- Functional patterns: how to consolidate business and functional requirements into functional architecture (PIMs).
Whereas rules-based transformation is often the best option for syntactic and targeted heuristic knowledge, analysis and design patterns are different because their use involves decision-making. Due to the need of greater transparency and traceability, the corresponding engineering knowledge is to be better managed as models in engineering profiles and reused through composition or inheritance.
The objective would be to spread the benefits GoF’s design patterns to the whole of the modeling process through a transparent mapping of functional and design patterns. That could be achieved by inducing a functional catalog from its design equivalent.
The benefits of model based systems engineering are best summed up in terms of enterprise agility, namely a mix of versatility and plasticity:
- Versatility: enterprise ability to perform different activities in changing environments without having to change its architectures.
- Plasticity: enterprise ability to change its architectures without affecting its performances.
Combining versatility and plasticity requires a comprehensive and consistent view of assets (architectures) and modus operandi (processes) organized with regard to change management. And that can be achieved with model based systems engineering.
Looking for versatility, changes in business environments as expressed by users’ requirements must be rapidly taken into account by applications. Looking for plasticity, changes in business objectives as translated into business processes are meant to be supported by enterprise capabilities. The challenge is to ensure that both threads can be weaved together into business functions and realized by services (assuming a service oriented architecture).
With the benefits of MBSE, that could be carried out through a threefold alignment:
- At users level the objective is to ensure that applications are consistent with business logic and to provide the expected quality of service. That is what requirements traceability is meant to achieve.

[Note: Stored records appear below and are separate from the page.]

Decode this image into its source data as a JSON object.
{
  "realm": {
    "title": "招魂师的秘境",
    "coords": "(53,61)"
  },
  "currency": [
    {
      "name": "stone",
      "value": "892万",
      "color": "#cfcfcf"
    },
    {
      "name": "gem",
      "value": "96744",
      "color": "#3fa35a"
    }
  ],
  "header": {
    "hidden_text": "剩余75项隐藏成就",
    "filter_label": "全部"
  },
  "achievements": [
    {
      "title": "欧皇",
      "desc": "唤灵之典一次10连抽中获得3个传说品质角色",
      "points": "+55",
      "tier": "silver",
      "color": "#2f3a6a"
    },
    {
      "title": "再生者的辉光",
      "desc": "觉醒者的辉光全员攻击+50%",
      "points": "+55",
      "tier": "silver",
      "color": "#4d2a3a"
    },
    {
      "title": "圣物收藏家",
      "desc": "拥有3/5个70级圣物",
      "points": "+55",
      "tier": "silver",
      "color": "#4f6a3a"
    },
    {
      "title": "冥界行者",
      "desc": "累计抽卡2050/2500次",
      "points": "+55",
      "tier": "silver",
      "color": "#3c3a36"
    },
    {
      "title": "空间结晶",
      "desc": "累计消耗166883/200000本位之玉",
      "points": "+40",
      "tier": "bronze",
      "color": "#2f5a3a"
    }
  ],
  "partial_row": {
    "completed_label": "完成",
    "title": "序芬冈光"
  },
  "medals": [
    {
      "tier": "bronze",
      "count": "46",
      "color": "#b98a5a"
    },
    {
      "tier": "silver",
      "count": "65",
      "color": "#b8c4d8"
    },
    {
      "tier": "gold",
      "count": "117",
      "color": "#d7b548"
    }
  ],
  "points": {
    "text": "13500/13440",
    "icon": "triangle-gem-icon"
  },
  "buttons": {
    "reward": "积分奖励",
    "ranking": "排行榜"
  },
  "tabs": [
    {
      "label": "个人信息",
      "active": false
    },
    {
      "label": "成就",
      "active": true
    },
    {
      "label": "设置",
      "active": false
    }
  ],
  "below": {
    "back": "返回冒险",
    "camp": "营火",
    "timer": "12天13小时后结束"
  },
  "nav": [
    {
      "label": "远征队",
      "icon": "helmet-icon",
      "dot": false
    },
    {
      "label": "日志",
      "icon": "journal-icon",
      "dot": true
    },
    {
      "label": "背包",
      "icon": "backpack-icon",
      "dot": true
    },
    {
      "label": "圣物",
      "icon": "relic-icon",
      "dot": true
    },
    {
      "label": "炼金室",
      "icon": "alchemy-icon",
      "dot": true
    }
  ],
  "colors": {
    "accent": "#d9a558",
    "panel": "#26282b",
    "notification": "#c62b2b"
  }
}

- At system level the objective is to ensure that business functions and features can be directly mapped to systems functionalities. That is what services oriented architectures (SOA) are meant to achieve.
- At enterprise level the objective is to ensure that the enterprise capabilities are congruent with its business objectives, i.e that they support its business processes through an effective use of assets. That is what maturity and capability models are meant to achieve.

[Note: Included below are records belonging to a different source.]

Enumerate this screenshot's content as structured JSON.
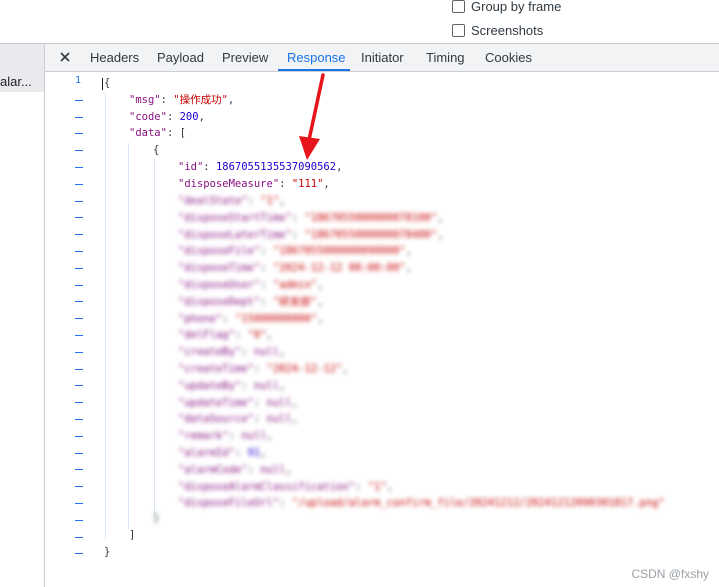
{
  "options": {
    "group_by_frame": "Group by frame",
    "screenshots": "Screenshots"
  },
  "tabs": [
    {
      "label": "Headers",
      "active": false
    },
    {
      "label": "Payload",
      "active": false
    },
    {
      "label": "Preview",
      "active": false
    },
    {
      "label": "Response",
      "active": true
    },
    {
      "label": "Initiator",
      "active": false
    },
    {
      "label": "Timing",
      "active": false
    },
    {
      "label": "Cookies",
      "active": false
    }
  ],
  "request_list": {
    "selected_item": "alar..."
  },
  "response": {
    "line_number": "1",
    "lines": {
      "open_brace": "{",
      "msg_key": "\"msg\"",
      "msg_value": "\"操作成功\"",
      "code_key": "\"code\"",
      "code_value": "200",
      "data_key": "\"data\"",
      "data_open": "[",
      "item_open": "{",
      "id_key": "\"id\"",
      "id_value": "1867055135537090562",
      "dispose_key": "\"disposeMeasure\"",
      "dispose_value": "\"111\"",
      "item_close": "}",
      "data_close": "]",
      "close_brace": "}"
    },
    "blurred_fields": [
      {
        "key": "\"dealState\"",
        "value": "\"1\"",
        "type": "str"
      },
      {
        "key": "\"disposeStartTime\"",
        "value": "\"1867055000000078100\"",
        "type": "str"
      },
      {
        "key": "\"disposeLaterTime\"",
        "value": "\"1867055000000078400\"",
        "type": "str"
      },
      {
        "key": "\"disposeFile\"",
        "value": "\"1867055000000090000\"",
        "type": "str"
      },
      {
        "key": "\"disposeTime\"",
        "value": "\"2024-12-12 00:00:00\"",
        "type": "str"
      },
      {
        "key": "\"disposeUser\"",
        "value": "\"admin\"",
        "type": "str"
      },
      {
        "key": "\"disposeDept\"",
        "value": "\"研发部\"",
        "type": "str"
      },
      {
        "key": "\"phone\"",
        "value": "\"15000000000\"",
        "type": "str"
      },
      {
        "key": "\"delFlag\"",
        "value": "\"0\"",
        "type": "str"
      },
      {
        "key": "\"createBy\"",
        "value": "null",
        "type": "null"
      },
      {
        "key": "\"createTime\"",
        "value": "\"2024-12-12\"",
        "type": "str"
      },
      {
        "key": "\"updateBy\"",
        "value": "null",
        "type": "null"
      },
      {
        "key": "\"updateTime\"",
        "value": "null",
        "type": "null"
      },
      {
        "key": "\"dataSource\"",
        "value": "null",
        "type": "null"
      },
      {
        "key": "\"remark\"",
        "value": "null",
        "type": "null"
      },
      {
        "key": "\"alarmId\"",
        "value": "91",
        "type": "num"
      },
      {
        "key": "\"alarmCode\"",
        "value": "null",
        "type": "null"
      },
      {
        "key": "\"disposeAlarmClassification\"",
        "value": "\"1\"",
        "type": "str"
      },
      {
        "key": "\"disposeFileUrl\"",
        "value": "\"/upload/alarm_confirm_file/20241212/20241212090301817.png\"",
        "type": "str"
      }
    ]
  },
  "watermark": "CSDN @fxshy",
  "colors": {
    "active_tab": "#1a73e8",
    "key": "#881280",
    "string": "#c80000",
    "number": "#1c00cf",
    "arrow": "#e8141b"
  }
}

That would make agility a holistic yet concrete endeavor across enterprise, from business users and applications to business processes and architectures capabilities.
- Models, Architectures, Perspectives (MAPs)
- Architecture Capabilities
- Capabilities vs Processes
- Enterprise Governance & Knowledge
- Enterprise Architectures & Separation of Concerns
- From Processes to Services
- EA & MDA
- EA Documentation: Taking Words for Systems
- Abstractions & Emerging Architectures
- Alignment for Dummies
- Alignment: from Entropy to Abstraction
- Products, Projects, Processes
- Knowledge Architecture
- Requirements Taxonomy
- Making the rules
- Agile Architectures: Versatility meets Plasticity